[pullquote align=left]”Wrestling Jerusalem” will be performed at Temple Sinai in Oakland, CA on March 28. Buy tickets here.[/pullquote]“It’s complicated…”
How many times have conversations about the Israel/Palestinian conflict ended with those words of surrender? How often have I, myself, retreated to that phrase as if to some safe zone when my own head is ready to explode from the maelstrom of opinions and facts that I endlessly encounter? Is it a cheapening of the debate? An easy excuse when words don’t suffice or we feel exhausted from the head-whipping assault of data and intractable opposition?
The brilliance of Wrestling Jerusalem,” a one-man play I saw last Saturday and saw its genesis at Theatre J, is that it excavates deep down to show that same complexity in its truest form. Aaron Davidman, playwright and performer, and director Michael John Garces remind all but the most arrogant of us the honest complexity of this issue.
Truthfully, I bought the tickets because I recognized Mr. Davidman from a recent yoga retreat I participated in at Esalen in Big Sur. I was curious to see what kind of drama a yogi creates. I asked around, heard some general feedback that the show was good, but went with few expectations. The show was sponsored by LabShul, New Israel Fund, and ReBoot. I brought my Israeli husband and a few younger Birthright-educated relatives and settled into the auditorium at the JCC in Manhattan.
Davidman succeeds at depicting this concept by inhabiting the personae of 15 different characters, plus himself, all of whom comprise the mosaic of attitudes and experiences surrounding the conflict. We encounter a rabbi, American Jews, parents of children on both sides who have become casualties of the violence, a settler, Palestinians including a UN worker, a B’Tselem activist, an Israeli general and more. A rabbi, in facing the Occupation, asks in anguish if this is the land, the Judaism, the GOD he has loved all his life. A settler tells us of the mystical, sacred role of the land of Jerusalem and after reciting a litany of Palestinian transgressions asks how he is expected to just hand over the keys to his beloved city.
That the playwright represents these disparate viewpoints so authentically can only be the result of extremely compassionate listening. And in fact, Davidman bases his characters largely on people he’s met through years of visits to the region. It’s heartbreaking at times, hearing the genuine expressions of passionately held views and I admit that some of the most tender moments for me came when hearing the voices of narratives with whom I rarely find any common ground.
So that’s the political-personal piece.

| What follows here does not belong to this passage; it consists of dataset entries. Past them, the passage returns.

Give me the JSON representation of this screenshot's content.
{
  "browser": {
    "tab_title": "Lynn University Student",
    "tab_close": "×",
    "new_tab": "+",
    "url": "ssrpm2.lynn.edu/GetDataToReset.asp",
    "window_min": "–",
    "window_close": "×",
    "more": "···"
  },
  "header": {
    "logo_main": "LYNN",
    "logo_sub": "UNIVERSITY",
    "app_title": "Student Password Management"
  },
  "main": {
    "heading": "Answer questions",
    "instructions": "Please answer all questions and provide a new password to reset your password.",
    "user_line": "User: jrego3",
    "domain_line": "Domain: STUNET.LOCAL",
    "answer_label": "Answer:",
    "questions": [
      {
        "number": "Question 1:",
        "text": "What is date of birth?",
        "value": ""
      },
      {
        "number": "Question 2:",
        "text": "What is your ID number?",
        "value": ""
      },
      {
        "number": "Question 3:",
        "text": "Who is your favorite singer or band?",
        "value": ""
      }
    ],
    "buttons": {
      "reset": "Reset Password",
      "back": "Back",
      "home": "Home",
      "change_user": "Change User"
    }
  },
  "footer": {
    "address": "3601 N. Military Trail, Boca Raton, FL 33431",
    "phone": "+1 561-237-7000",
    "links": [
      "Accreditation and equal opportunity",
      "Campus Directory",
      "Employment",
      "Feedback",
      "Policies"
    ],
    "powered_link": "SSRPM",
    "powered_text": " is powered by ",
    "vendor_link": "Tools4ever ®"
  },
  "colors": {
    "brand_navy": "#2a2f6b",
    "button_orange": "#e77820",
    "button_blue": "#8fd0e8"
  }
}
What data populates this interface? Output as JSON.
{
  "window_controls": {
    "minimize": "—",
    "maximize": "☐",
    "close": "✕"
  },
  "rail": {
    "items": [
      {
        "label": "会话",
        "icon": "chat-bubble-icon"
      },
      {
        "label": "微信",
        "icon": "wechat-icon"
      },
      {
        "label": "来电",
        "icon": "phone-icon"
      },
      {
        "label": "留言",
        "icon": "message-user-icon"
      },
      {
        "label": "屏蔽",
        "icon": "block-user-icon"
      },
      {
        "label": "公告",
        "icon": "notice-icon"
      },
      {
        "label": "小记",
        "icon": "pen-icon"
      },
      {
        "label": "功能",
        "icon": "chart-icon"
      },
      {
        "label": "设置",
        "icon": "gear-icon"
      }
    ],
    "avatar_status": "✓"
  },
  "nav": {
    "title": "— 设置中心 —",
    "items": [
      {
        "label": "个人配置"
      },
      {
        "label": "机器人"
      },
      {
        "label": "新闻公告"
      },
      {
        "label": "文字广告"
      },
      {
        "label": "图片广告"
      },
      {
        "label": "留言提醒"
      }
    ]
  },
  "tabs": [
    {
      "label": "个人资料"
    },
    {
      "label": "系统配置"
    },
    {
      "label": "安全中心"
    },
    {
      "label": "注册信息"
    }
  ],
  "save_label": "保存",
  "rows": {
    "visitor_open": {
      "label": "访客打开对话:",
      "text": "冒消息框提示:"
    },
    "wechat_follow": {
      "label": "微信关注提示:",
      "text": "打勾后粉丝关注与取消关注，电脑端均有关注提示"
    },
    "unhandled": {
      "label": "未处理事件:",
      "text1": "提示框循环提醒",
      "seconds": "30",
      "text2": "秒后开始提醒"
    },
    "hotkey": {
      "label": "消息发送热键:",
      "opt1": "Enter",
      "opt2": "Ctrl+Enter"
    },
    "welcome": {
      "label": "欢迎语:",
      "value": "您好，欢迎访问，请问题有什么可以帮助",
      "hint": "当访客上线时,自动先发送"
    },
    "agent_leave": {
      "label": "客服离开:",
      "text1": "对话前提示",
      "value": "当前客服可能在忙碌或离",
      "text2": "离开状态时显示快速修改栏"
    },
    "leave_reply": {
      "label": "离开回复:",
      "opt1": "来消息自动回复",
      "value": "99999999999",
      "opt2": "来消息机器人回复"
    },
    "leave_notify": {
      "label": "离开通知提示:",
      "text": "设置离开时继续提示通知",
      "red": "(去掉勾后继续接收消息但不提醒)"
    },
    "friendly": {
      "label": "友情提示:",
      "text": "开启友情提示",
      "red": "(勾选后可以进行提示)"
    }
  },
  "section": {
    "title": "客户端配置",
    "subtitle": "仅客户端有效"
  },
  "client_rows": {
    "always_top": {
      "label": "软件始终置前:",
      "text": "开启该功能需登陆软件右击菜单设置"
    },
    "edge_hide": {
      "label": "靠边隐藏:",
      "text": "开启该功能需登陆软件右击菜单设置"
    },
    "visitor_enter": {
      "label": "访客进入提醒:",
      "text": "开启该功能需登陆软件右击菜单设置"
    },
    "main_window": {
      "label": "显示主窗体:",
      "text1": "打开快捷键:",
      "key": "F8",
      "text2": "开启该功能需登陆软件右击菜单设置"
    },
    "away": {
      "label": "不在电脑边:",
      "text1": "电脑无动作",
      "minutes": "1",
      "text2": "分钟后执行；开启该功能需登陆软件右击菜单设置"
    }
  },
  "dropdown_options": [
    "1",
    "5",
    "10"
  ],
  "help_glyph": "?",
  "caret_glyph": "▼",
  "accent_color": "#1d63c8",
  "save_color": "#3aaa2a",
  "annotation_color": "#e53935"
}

But the theatre of Davidman’s performance was stunning. It was ninety minutes of riveting, fast-paced, superb dramatic action. With impeccable movement and voice, he moved from character to character embodying the accents, mannerisms and language of each. He hit them all recognizably, nuance for nuance. One of the ideas expressed in the play is the Kabbalistic belief in divine light contained in one vessel, ultimately shattering. This idea frames the entire play, as we observe the multiplicity of perspectives held by the actor.
The after-show questions were facilitated by Amichai Lau-Lavie of LabShul with a panel including Philip Himberg, Artistic Director the Sundance Institute Theatre program, and Libby Lenkinski, NIF Director of Strategic Initiatives. Lau-Lavie asked us, in one word, to describe what we were left with after the very last word of the play. This immediately brought the spectators to a deeply reflective and at times, emotional place from which to begin our dialogue. For, me, the word was “tikkun.”
Wrestling Jerusalem will be performed at Temple Sinai in Oakland, CA on March 28. Learn more about Aaron Davidman and his performances here.